──────── EXTRACTED DATA ────────
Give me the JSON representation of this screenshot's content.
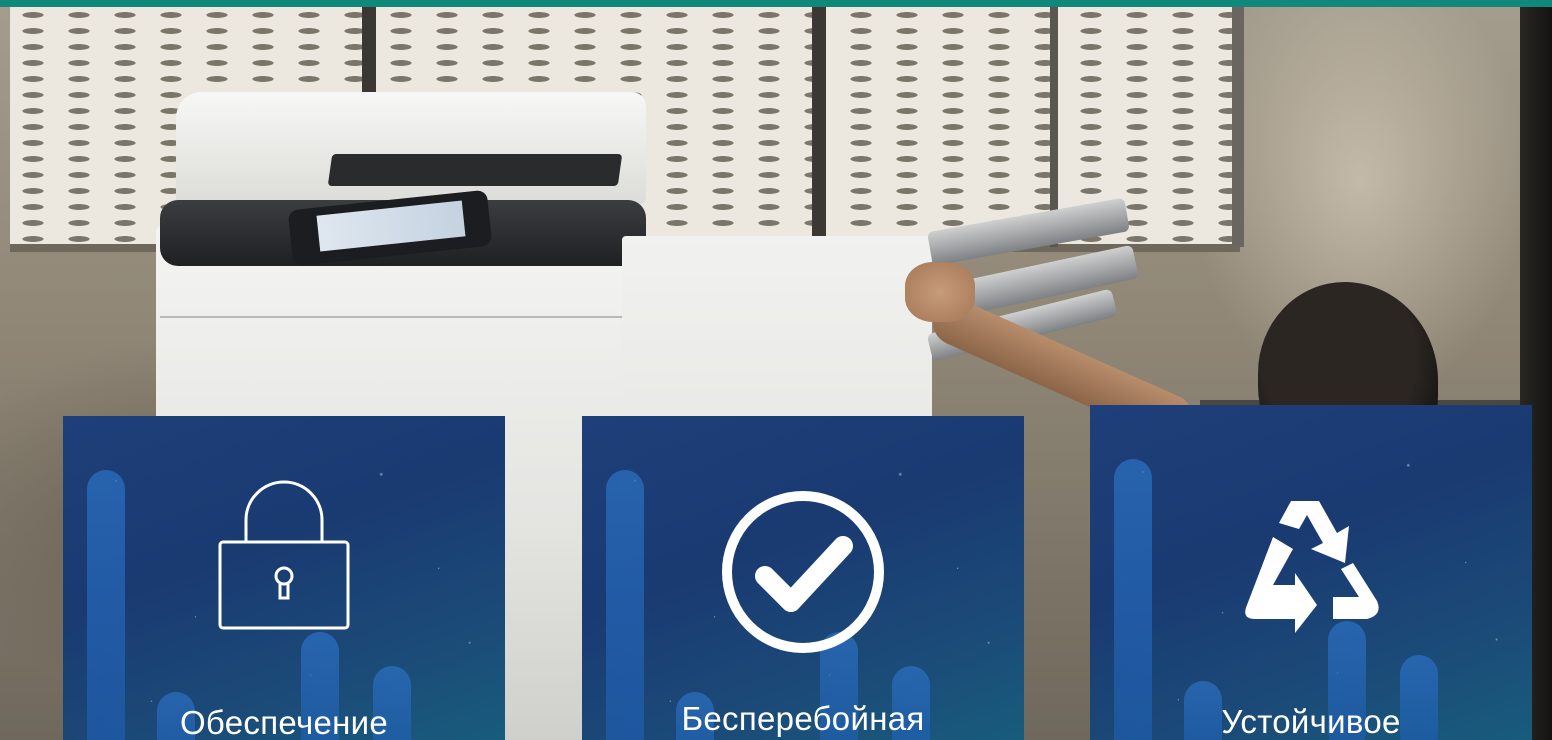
{
  "hero": {
    "accent_color": "#11897a",
    "card_bg_color": "#1f3f7a"
  },
  "cards": [
    {
      "label": "Обеспечение",
      "icon": "padlock-icon"
    },
    {
      "label": "Бесперебойная",
      "icon": "checkmark-circle-icon"
    },
    {
      "label": "Устойчивое",
      "icon": "recycle-icon"
    }
  ]
}
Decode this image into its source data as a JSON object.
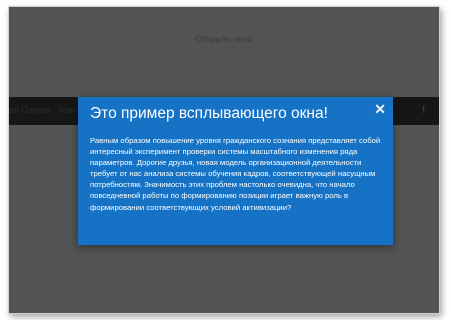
{
  "page": {
    "open_link_label": "Открыть окно",
    "navbar_text": "ая Пагина · Ком",
    "navbar_icon": "f"
  },
  "modal": {
    "title": "Это пример всплывающего окна!",
    "close_glyph": "✕",
    "body": "Равным образом повышение уровня гражданского сознания представляет собой интересный эксперимент проверки системы масштабного изменения ряда параметров. Дорогие друзья, новая модель организационной деятельности требует от нас анализа системы обучения кадров, соответствующей насущным потребностям. Значимость этих проблем настолько очевидна, что начало повседневной работы по формированию позиции играет важную роль в формировании соответствующих условий активизации?"
  },
  "colors": {
    "overlay": "#525354",
    "navbar": "#161617",
    "modal_bg": "#1572c4",
    "modal_text": "#ffffff"
  }
}
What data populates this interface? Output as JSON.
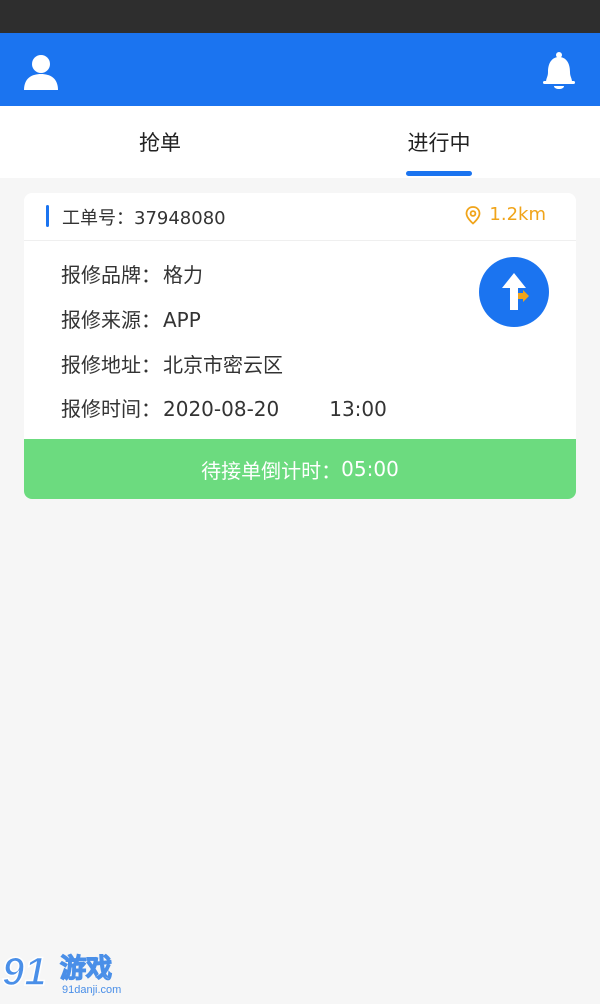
{
  "tabs": [
    {
      "label": "抢单",
      "active": false
    },
    {
      "label": "进行中",
      "active": true
    }
  ],
  "order": {
    "order_label": "工单号：",
    "order_number": "37948080",
    "distance": "1.2km",
    "fields": [
      {
        "label": "报修品牌：",
        "value": "格力"
      },
      {
        "label": "报修来源：",
        "value": "APP"
      },
      {
        "label": "报修地址：",
        "value": "北京市密云区"
      },
      {
        "label": "报修时间：",
        "value": "2020-08-20",
        "time": "13:00"
      }
    ],
    "countdown_label": "待接单倒计时：",
    "countdown_value": "05:00"
  },
  "icons": {
    "user": "user-icon",
    "bell": "bell-icon",
    "location": "location-pin-icon",
    "navigate": "navigation-arrow-icon"
  },
  "colors": {
    "primary": "#1b74f0",
    "accent_orange": "#f0a41a",
    "countdown_green": "#6cdb7f"
  },
  "watermark": {
    "text": "91游戏",
    "subtext": "91danji.com"
  }
}
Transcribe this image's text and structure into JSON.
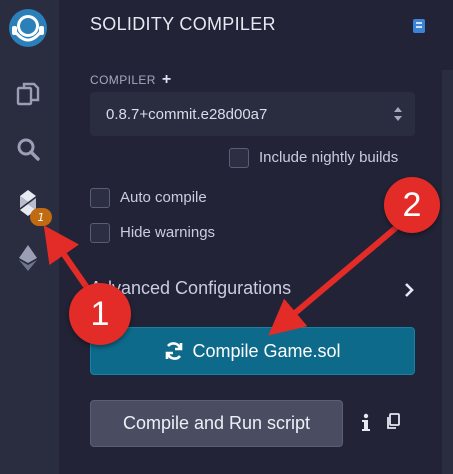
{
  "panel": {
    "title": "SOLIDITY COMPILER",
    "compiler_label": "COMPILER",
    "compiler_version": "0.8.7+commit.e28d00a7",
    "include_nightly_label": "Include nightly builds",
    "auto_compile_label": "Auto compile",
    "hide_warnings_label": "Hide warnings",
    "advanced_label": "Advanced Configurations",
    "compile_button_label": "Compile Game.sol",
    "run_script_button_label": "Compile and Run script",
    "info_label": "i"
  },
  "sidebar": {
    "compiler_badge": "1",
    "icons": [
      "remix-logo-icon",
      "file-explorer-icon",
      "search-icon",
      "solidity-compiler-icon",
      "deploy-run-icon"
    ]
  },
  "annotations": {
    "marker_1": "1",
    "marker_2": "2"
  },
  "colors": {
    "background": "#222336",
    "sidebar": "#2a2c3f",
    "compile_button": "#0d6a8b",
    "run_button": "#4a4d62",
    "badge": "#c06a12",
    "annotation_red": "#e32b27"
  }
}
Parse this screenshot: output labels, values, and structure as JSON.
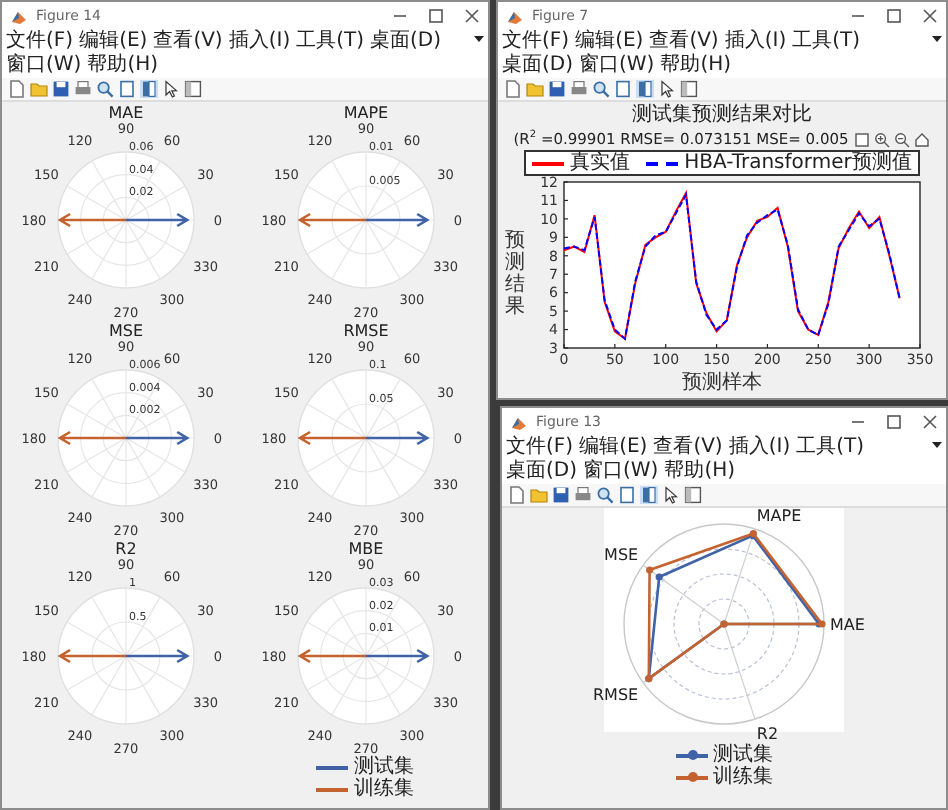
{
  "windows": [
    {
      "kind": "polar_grid",
      "title": "Figure 14",
      "menu": [
        "文件(F)",
        "编辑(E)",
        "查看(V)",
        "插入(I)",
        "工具(T)",
        "桌面(D)",
        "窗口(W)",
        "帮助(H)"
      ],
      "plots": [
        {
          "title": "MAE",
          "angle_labels": [
            "0",
            "30",
            "60",
            "90",
            "120",
            "150",
            "180",
            "210",
            "240",
            "270",
            "300",
            "330"
          ],
          "r_labels": [
            "0.06",
            "0.04",
            "0.02"
          ]
        },
        {
          "title": "MAPE",
          "angle_labels": [
            "0",
            "30",
            "60",
            "90",
            "120",
            "150",
            "180",
            "210",
            "240",
            "270",
            "300",
            "330"
          ],
          "r_labels": [
            "0.01",
            "0.005"
          ]
        },
        {
          "title": "MSE",
          "angle_labels": [
            "0",
            "30",
            "60",
            "90",
            "120",
            "150",
            "180",
            "210",
            "240",
            "270",
            "300",
            "330"
          ],
          "r_labels": [
            "0.006",
            "0.004",
            "0.002"
          ]
        },
        {
          "title": "RMSE",
          "angle_labels": [
            "0",
            "30",
            "60",
            "90",
            "120",
            "150",
            "180",
            "210",
            "240",
            "270",
            "300",
            "330"
          ],
          "r_labels": [
            "0.1",
            "0.05"
          ]
        },
        {
          "title": "R2",
          "angle_labels": [
            "0",
            "30",
            "60",
            "90",
            "120",
            "150",
            "180",
            "210",
            "240",
            "270",
            "300",
            "330"
          ],
          "r_labels": [
            "1",
            "0.5"
          ]
        },
        {
          "title": "MBE",
          "angle_labels": [
            "0",
            "30",
            "60",
            "90",
            "120",
            "150",
            "180",
            "210",
            "240",
            "270",
            "300",
            "330"
          ],
          "r_labels": [
            "0.03",
            "0.02",
            "0.01"
          ]
        }
      ],
      "legend": [
        {
          "label": "测试集",
          "color": "#3f63a6"
        },
        {
          "label": "训练集",
          "color": "#c4632f"
        }
      ]
    },
    {
      "kind": "line_chart",
      "title": "Figure 7",
      "menu": [
        "文件(F)",
        "编辑(E)",
        "查看(V)",
        "插入(I)",
        "工具(T)",
        "桌面(D)",
        "窗口(W)",
        "帮助(H)"
      ],
      "subtitle": "(R$^{2}$ =0.99901 RMSE= 0.073151 MSE= 0.005",
      "chart_data": {
        "type": "line",
        "title": "测试集预测结果对比",
        "xlabel": "预测样本",
        "ylabel": "预测结果",
        "x": [
          0,
          10,
          20,
          30,
          40,
          50,
          60,
          70,
          80,
          90,
          100,
          110,
          120,
          130,
          140,
          150,
          160,
          170,
          180,
          190,
          200,
          210,
          220,
          230,
          240,
          250,
          260,
          270,
          280,
          290,
          300,
          310,
          320,
          330
        ],
        "series": [
          {
            "name": "真实值",
            "color": "#ff0000",
            "line_style": "solid",
            "values": [
              8.3,
              8.5,
              8.2,
              10.2,
              5.5,
              3.9,
              3.5,
              6.5,
              8.6,
              9.0,
              9.3,
              10.4,
              11.4,
              6.5,
              4.9,
              3.9,
              4.5,
              7.5,
              9.0,
              9.9,
              10.1,
              10.6,
              8.5,
              5.0,
              4.0,
              3.7,
              5.5,
              8.4,
              9.5,
              10.4,
              9.5,
              10.1,
              8.0,
              5.7
            ]
          },
          {
            "name": "HBA-Transformer预测值",
            "color": "#0000ff",
            "line_style": "dashed",
            "values": [
              8.4,
              8.5,
              8.3,
              10.1,
              5.6,
              4.0,
              3.5,
              6.6,
              8.5,
              9.1,
              9.3,
              10.3,
              11.3,
              6.6,
              4.8,
              4.0,
              4.5,
              7.4,
              9.1,
              9.8,
              10.2,
              10.5,
              8.6,
              5.1,
              4.0,
              3.7,
              5.4,
              8.5,
              9.4,
              10.3,
              9.6,
              10.0,
              8.1,
              5.7
            ]
          }
        ],
        "xlim": [
          0,
          350
        ],
        "ylim": [
          3,
          12
        ],
        "xticks": [
          {
            "value": 0,
            "label": "0"
          },
          {
            "value": 50,
            "label": "50"
          },
          {
            "value": 100,
            "label": "100"
          },
          {
            "value": 150,
            "label": "150"
          },
          {
            "value": 200,
            "label": "200"
          },
          {
            "value": 250,
            "label": "250"
          },
          {
            "value": 300,
            "label": "300"
          },
          {
            "value": 350,
            "label": "350"
          }
        ],
        "yticks": [
          {
            "value": 3,
            "label": "3"
          },
          {
            "value": 4,
            "label": "4"
          },
          {
            "value": 5,
            "label": "5"
          },
          {
            "value": 6,
            "label": "6"
          },
          {
            "value": 7,
            "label": "7"
          },
          {
            "value": 8,
            "label": "8"
          },
          {
            "value": 9,
            "label": "9"
          },
          {
            "value": 10,
            "label": "10"
          },
          {
            "value": 11,
            "label": "11"
          },
          {
            "value": 12,
            "label": "12"
          }
        ]
      }
    },
    {
      "kind": "radar",
      "title": "Figure 13",
      "menu": [
        "文件(F)",
        "编辑(E)",
        "查看(V)",
        "插入(I)",
        "工具(T)",
        "桌面(D)",
        "窗口(W)",
        "帮助(H)"
      ],
      "axis_labels": [
        "MAE",
        "MAPE",
        "MSE",
        "RMSE",
        "R2"
      ],
      "legend": [
        {
          "label": "测试集",
          "color": "#3f63a6"
        },
        {
          "label": "训练集",
          "color": "#c4632f"
        }
      ]
    }
  ]
}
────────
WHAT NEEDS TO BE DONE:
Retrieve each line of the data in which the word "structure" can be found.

EXPECTED ANSWER:
Transcribe this image's text and structure into JSON.
Parse this screenshot: output labels, values, and structure as JSON.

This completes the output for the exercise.